**Data in this exercise:**
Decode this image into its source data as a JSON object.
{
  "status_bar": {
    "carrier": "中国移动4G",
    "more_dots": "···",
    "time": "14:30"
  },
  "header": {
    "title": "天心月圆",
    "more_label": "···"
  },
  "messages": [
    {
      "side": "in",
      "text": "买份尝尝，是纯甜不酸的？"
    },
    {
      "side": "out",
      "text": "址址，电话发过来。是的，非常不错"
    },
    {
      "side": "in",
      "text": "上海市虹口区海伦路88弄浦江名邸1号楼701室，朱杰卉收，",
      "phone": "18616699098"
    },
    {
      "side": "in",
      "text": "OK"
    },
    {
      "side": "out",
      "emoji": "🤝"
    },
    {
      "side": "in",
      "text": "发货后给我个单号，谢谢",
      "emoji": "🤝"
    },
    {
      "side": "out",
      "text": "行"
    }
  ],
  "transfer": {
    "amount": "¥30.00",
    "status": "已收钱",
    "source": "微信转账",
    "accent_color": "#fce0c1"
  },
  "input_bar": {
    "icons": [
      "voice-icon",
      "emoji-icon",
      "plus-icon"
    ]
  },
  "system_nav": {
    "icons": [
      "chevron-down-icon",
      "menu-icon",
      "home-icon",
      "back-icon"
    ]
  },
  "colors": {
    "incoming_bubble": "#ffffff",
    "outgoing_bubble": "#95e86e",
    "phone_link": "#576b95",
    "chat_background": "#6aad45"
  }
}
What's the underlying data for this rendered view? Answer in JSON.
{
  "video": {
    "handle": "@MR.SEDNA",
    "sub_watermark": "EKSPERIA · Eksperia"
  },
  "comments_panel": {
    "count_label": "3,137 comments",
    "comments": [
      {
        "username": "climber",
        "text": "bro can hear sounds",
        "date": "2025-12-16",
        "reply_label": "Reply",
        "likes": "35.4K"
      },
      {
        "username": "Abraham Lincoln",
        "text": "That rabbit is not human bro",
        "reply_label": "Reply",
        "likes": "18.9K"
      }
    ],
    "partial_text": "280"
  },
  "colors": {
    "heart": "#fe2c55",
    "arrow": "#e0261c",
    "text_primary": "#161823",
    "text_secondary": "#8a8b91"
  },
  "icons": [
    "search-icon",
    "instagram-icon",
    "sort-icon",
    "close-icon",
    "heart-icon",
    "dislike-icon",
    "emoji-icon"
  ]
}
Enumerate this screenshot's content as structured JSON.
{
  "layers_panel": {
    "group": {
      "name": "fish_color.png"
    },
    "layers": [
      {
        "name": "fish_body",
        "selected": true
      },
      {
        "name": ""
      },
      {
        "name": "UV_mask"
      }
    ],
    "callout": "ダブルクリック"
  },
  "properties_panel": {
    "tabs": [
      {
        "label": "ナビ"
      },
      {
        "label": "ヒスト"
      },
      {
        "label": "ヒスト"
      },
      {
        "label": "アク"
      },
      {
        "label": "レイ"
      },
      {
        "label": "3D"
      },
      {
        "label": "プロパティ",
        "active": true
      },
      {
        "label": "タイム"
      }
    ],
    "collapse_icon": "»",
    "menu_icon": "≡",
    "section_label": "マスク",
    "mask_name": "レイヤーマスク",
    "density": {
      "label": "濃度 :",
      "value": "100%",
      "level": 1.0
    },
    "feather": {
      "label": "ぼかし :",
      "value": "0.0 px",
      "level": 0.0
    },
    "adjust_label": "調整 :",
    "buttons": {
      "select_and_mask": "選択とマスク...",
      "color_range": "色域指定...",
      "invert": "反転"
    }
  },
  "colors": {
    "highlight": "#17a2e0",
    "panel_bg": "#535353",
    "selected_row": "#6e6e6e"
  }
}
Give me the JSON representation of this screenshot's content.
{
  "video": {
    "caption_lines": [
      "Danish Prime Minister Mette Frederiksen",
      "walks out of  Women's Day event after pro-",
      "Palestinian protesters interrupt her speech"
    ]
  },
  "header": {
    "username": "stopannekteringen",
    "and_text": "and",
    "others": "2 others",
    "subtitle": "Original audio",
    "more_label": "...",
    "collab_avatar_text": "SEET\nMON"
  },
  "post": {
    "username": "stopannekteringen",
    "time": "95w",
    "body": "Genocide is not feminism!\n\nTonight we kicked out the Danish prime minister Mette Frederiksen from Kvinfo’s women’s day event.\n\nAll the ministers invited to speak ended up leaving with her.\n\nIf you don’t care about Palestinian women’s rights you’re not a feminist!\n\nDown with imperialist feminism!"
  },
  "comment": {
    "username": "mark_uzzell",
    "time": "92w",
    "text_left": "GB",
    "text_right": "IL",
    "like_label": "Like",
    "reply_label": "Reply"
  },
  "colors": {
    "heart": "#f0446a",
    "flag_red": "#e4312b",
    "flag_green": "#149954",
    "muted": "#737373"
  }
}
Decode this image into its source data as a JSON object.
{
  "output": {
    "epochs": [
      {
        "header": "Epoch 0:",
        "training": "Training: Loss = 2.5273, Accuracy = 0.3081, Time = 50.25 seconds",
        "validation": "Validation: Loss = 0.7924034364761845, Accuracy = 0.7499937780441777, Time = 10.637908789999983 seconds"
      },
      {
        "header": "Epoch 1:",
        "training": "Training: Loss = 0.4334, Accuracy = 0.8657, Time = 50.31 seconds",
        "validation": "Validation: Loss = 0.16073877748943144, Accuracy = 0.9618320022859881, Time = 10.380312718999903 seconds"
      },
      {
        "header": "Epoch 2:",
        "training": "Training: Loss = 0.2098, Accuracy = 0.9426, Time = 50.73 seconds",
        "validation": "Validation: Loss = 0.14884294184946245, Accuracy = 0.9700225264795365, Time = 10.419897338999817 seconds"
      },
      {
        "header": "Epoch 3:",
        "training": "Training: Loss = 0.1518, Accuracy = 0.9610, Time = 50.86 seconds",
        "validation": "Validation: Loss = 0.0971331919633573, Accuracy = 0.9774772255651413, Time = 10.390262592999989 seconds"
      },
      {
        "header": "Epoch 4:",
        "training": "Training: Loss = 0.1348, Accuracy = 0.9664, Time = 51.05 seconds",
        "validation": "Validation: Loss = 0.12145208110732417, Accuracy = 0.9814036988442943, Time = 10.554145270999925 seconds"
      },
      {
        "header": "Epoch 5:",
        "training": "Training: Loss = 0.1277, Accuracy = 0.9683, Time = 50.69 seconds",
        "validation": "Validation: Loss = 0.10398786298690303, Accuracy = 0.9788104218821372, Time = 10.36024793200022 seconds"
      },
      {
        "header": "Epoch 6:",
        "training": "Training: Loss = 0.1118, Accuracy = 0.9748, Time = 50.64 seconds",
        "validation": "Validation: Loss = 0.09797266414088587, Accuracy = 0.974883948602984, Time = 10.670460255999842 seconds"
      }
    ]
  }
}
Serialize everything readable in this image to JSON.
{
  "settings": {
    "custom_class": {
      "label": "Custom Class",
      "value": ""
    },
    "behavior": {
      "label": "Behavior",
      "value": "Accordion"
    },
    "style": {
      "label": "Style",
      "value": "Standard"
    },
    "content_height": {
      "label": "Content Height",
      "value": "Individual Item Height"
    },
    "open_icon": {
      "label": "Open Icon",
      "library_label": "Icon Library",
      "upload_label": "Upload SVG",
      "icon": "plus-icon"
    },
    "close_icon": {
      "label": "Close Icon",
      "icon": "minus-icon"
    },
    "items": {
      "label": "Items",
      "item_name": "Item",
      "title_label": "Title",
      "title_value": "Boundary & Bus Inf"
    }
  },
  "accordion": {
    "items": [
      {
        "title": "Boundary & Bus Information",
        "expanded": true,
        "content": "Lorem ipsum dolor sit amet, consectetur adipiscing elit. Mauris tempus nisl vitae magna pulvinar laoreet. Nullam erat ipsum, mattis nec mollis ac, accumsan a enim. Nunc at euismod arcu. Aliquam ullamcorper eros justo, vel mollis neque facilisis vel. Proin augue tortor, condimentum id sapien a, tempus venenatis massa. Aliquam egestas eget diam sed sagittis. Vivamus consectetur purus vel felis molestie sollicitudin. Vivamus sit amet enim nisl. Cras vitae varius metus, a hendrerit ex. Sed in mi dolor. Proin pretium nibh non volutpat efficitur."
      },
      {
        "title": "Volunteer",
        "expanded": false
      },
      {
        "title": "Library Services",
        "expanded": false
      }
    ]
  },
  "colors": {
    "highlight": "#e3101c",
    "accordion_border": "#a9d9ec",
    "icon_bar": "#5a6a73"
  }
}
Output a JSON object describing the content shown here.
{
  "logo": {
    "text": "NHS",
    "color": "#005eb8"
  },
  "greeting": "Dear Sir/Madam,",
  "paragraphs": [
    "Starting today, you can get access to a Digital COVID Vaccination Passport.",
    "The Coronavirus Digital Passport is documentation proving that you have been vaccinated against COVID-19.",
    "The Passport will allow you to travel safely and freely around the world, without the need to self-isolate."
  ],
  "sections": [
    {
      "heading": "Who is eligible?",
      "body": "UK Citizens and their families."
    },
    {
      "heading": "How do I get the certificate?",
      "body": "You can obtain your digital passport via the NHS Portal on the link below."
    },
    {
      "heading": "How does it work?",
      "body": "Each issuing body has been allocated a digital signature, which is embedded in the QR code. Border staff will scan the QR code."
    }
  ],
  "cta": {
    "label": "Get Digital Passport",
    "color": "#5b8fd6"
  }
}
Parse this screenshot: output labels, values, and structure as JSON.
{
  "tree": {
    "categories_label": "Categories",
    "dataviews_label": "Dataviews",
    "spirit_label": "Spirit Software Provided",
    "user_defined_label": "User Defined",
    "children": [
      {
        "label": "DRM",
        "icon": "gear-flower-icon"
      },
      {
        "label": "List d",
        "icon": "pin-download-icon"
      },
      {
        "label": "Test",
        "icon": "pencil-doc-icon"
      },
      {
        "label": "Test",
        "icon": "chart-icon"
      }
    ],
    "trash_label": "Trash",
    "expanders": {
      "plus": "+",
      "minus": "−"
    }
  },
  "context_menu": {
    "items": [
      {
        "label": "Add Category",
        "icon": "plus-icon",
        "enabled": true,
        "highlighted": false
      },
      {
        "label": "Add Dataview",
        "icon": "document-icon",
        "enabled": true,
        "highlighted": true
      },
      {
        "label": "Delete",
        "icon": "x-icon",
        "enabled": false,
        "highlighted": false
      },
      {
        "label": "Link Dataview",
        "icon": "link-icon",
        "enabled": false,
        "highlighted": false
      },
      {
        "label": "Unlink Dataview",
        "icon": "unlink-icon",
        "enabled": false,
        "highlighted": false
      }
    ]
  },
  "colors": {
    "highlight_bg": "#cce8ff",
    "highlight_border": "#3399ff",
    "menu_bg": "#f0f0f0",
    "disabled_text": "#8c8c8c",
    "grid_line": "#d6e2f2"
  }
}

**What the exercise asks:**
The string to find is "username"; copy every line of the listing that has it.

**Result for this exercise:**
        "username": "climber",
        "username": "Abraham Lincoln",
    "username": "stopannekteringen",
    "username": "stopannekteringen",
    "username": "mark_uzzell",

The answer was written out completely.